The phased proposal for Mellor Rhodes Park is:
Phase 1 (utilities) $5,327,530
Phase 2 (south fields and parking) $14,365,873
Phase 3 (center fields) $8,679,501
Phase 4 (pickleball and multipurpose fields) $5,327,530
The park also needs a large amount of fill dirt and a well. The City is currently accepting fill dirt at the site from developers who need to offload excess material. The City estimates a potential $5 million in savings by collecting fill dirt from others over time.
Dry Creek Lake Park on the far east side of town is proposed as a significant regional park, including a recreational lake, beach frontage, a walking trail, a playground, fishing station, concession stand and more. The park continues to be delayed due to a lack of water and the statewide drought.
Family Park on the east includes a proposed all-abilities playground, water feature, sensory garden, amphitheater, sledding hill, viewing overlook and pickleball courts.
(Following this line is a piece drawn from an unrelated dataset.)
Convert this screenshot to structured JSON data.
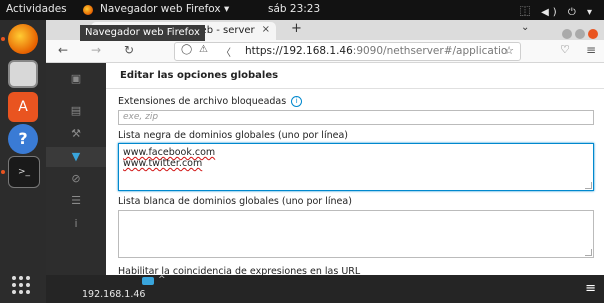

The park is home to 20 acres of soccer fields used primarily by Arsenal Soccer Club, which funded the initial field infrastructure.
With the need for large-scale utilities at Mellor Rhodes Park and the lack of water to make Dry Creek Lake operational, the City Council has hinted at revising the funding and priorities of the current park projects, which led to Tuesday’s discussion.
“How would you like us to proceed on the parks?” asked Parks Director Steve Marchbanks to open the agenda item.
“If we’re going to wait for the infill dirt at Mellor Rhodes, then to me, there is no point in doing the utilities unless it was going to speed up the process. In my mind, we should take that money and consolidate it with the Dry Creek Park money and get as much of Family Park done as we can because it’sthe one park ready to be completed,” said Councilman Paul Hancock. He offered the first opinion regarding fund allocation changes.
“When I look at Dry Creek, everything I’ve heard is that we may be two to three years out from having all the answers we need to decide on that. So that’s on pause for two to three years. Mellor Rhodes–if we’re waiting for the infill, that could be a year to two to three years. I would like to see us double down and get it done [Family Park],” continued Hancock.
“That’s where I’m at too. It makes the most sense,” said Councilman Mike Southwick in agreement.
“I’m a little frustrated. I look at the PARC tax and how we advertised that. Two years ago, we took $5 million out of $9 million to put toward Family Park. We said we would take $5 million from the PARC tax if it was approved and put it towards the Mellor Rhodes Park,” said Councilman Chris Condie, expressing disapproval of taking funds from Mellor Rhodes park.
“I’m frustrated that we campaigned on that and advertised the PARC tax for Mellor Rhodes Park. I get the sentiment of going toward Family Park and building that site. I understand that and see why that’s a positive thing, but I’m frustrated that we have $17 million and don’t know where we’re at. I feel that we need to give some money to Mellor Rhodes Park. I don’t know that I’m in favor of taking the other $10 million and putting it all at the one park. I feel we need to get both parks going,” continued Condie, the only councilor to express opposition to the proposal.
Councilwoman Paige Albrecht and Councilwoman Katie Koivisto expressed support for putting all the park development funds toward Family Park, citing the desire to fund an entire park to completion.
Currently, the $7 million allocated for the all-abilities portion of the park would only cover the fence, playground, restroom and parking. Marchbanks said with the additional $9.5 million from Mellor Rhodes and Dry Creek Parks, the City could also complete the water feature, sensory garden and potentially the amphitheater, which would complete all the park south of 600 East.
With Tuesday’s agenda item only a park discussion, no action was taken by the Council. The fund reallocation item will be passed at a future Council meeting.
The City is currently in the selection process for the designer and architect for the Family Park plan. The City will thenundertake a bidding process with an anticipated project start in the fall.